**Stored data:**

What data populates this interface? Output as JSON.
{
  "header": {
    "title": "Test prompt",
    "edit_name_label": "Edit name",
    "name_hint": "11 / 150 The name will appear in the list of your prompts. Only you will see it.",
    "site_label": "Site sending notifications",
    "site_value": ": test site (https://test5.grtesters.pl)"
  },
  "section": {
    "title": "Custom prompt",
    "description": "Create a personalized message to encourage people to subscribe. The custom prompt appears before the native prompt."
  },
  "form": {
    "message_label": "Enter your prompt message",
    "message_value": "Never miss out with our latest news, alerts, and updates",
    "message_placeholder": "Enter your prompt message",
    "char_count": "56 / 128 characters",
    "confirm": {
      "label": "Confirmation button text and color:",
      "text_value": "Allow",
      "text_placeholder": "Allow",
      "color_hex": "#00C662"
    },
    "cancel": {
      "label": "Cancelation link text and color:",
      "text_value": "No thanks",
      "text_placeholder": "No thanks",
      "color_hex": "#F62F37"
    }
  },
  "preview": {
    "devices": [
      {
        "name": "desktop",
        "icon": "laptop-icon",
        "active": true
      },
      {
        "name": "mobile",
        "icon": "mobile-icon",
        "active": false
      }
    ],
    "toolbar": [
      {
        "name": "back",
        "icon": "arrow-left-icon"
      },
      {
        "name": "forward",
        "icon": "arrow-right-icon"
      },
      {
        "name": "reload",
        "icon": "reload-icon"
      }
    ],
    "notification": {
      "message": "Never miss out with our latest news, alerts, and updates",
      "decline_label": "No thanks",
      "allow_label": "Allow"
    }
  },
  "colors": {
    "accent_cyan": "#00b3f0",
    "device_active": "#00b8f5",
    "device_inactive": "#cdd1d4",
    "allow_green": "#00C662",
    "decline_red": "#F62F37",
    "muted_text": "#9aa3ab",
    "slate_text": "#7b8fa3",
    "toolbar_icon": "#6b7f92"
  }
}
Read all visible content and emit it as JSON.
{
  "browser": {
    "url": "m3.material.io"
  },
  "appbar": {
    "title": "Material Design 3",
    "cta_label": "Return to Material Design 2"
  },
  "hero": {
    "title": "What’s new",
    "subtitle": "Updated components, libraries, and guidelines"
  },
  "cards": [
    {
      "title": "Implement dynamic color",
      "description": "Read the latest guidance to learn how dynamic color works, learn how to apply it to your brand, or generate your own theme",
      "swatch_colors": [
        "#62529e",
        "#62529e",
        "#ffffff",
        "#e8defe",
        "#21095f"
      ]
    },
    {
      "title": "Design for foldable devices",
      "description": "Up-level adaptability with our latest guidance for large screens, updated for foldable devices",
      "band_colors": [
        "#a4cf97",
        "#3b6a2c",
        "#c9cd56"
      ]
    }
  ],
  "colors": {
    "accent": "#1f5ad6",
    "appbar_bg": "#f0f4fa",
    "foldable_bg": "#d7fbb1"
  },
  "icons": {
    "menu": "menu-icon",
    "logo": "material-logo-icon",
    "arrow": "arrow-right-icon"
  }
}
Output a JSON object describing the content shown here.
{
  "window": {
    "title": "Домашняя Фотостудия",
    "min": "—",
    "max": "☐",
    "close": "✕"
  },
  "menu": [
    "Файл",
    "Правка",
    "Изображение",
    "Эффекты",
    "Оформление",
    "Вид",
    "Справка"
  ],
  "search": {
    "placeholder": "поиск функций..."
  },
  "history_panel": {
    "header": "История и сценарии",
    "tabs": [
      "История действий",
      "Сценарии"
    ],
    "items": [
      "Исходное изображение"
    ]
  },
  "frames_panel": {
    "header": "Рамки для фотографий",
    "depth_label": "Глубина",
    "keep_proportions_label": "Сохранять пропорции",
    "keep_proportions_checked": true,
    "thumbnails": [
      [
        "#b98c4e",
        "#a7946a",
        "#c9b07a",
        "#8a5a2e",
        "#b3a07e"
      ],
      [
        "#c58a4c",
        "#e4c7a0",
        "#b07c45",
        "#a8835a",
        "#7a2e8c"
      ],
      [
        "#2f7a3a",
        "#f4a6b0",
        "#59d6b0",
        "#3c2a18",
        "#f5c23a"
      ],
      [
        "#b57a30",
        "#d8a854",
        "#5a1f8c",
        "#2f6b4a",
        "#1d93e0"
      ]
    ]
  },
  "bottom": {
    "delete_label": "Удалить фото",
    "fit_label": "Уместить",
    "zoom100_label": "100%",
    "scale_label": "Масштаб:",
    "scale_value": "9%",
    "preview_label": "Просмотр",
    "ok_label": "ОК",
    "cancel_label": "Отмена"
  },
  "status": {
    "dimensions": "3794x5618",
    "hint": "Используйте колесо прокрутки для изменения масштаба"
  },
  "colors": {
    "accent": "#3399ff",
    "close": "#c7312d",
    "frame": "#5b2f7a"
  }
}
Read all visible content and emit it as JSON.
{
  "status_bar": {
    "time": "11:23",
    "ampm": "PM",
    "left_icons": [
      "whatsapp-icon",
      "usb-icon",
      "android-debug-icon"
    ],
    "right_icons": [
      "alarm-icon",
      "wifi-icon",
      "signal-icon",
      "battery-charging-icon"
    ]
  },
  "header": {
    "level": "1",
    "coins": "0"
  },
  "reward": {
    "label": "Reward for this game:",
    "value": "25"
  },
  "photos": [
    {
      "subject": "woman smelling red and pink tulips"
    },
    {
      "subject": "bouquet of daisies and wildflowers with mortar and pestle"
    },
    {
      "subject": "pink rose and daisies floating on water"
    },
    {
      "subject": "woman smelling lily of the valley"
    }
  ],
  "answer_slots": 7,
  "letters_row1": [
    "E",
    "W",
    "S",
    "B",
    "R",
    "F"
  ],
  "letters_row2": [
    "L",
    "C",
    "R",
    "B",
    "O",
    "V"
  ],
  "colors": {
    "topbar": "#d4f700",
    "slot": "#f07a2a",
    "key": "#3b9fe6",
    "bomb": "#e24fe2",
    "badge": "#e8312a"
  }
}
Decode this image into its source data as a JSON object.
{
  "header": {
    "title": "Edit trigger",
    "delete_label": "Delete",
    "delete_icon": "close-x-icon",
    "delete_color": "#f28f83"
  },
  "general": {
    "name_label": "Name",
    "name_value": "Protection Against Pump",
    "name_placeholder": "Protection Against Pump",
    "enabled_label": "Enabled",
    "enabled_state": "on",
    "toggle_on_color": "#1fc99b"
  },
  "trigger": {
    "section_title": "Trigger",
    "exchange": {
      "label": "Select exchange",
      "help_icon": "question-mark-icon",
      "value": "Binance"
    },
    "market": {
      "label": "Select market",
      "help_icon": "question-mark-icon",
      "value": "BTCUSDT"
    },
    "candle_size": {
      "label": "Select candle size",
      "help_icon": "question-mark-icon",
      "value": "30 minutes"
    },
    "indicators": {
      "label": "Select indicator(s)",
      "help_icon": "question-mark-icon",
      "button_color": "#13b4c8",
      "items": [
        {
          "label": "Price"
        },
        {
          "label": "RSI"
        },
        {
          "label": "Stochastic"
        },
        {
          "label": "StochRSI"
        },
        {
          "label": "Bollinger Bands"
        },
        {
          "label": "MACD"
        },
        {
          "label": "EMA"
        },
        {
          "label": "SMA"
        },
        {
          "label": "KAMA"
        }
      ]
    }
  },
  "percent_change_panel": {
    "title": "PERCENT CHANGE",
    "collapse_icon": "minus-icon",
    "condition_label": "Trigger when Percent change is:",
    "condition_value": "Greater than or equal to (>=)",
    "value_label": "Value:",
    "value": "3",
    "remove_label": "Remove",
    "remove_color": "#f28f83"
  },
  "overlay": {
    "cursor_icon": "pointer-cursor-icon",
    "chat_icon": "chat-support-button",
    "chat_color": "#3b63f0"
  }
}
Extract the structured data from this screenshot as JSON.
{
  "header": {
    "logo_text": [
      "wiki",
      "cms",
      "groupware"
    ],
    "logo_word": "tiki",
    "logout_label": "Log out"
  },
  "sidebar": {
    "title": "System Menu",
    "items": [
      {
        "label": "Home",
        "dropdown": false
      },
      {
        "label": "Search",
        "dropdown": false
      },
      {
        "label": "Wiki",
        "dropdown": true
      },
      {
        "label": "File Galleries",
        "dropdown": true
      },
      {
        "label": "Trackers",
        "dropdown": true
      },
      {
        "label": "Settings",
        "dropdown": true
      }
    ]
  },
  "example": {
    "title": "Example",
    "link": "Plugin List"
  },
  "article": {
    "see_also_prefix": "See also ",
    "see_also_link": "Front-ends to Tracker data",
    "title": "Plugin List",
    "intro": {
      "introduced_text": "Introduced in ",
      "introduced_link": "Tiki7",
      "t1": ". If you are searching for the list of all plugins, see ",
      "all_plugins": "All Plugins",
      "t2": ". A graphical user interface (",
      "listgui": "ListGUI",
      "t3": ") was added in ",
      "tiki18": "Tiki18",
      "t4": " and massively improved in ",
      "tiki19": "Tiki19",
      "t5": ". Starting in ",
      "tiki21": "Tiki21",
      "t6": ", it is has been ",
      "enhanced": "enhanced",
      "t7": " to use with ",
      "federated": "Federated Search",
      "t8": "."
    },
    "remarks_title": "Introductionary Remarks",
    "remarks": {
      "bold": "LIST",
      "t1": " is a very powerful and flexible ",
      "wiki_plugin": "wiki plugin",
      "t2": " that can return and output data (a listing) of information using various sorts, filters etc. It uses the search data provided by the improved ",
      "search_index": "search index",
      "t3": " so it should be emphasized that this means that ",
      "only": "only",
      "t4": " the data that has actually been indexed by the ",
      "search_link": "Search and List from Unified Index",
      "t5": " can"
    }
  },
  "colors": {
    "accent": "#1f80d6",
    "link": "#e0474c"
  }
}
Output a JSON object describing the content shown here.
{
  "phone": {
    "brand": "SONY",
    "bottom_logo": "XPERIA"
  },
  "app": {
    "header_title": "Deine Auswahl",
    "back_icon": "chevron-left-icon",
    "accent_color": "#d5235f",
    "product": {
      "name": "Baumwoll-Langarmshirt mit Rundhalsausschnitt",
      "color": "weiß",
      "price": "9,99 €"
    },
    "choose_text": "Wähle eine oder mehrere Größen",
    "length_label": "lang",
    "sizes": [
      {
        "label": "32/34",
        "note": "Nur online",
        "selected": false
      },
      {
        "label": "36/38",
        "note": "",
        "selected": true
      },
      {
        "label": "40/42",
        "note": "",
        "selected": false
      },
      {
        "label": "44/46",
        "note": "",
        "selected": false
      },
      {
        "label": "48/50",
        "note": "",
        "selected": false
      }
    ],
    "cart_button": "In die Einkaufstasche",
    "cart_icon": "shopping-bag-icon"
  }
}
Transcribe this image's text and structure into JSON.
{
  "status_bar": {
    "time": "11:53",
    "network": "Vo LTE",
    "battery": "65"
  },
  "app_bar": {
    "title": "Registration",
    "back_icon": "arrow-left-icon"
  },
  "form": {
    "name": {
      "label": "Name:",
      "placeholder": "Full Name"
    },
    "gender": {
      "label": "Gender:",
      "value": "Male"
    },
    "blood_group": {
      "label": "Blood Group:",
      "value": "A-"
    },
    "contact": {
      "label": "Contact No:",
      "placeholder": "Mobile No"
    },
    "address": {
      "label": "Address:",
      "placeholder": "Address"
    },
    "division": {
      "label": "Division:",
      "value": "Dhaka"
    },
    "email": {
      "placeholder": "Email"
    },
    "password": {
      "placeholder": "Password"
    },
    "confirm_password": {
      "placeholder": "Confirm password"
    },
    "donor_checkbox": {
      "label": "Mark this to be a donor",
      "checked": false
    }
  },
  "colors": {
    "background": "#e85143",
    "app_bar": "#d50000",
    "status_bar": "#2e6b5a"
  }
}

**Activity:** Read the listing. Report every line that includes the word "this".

**Solved exercise:**
What data populates this interface? Output as JSON.
    "label": "Reward for this game:",
Decode this image into its source data as a JSON object.
Extract the structured data from this screenshot as JSON.
      "t3": " so it should be emphasized that this means that ",
Transcribe this image's text and structure into JSON.
      "label": "Mark this to be a donor",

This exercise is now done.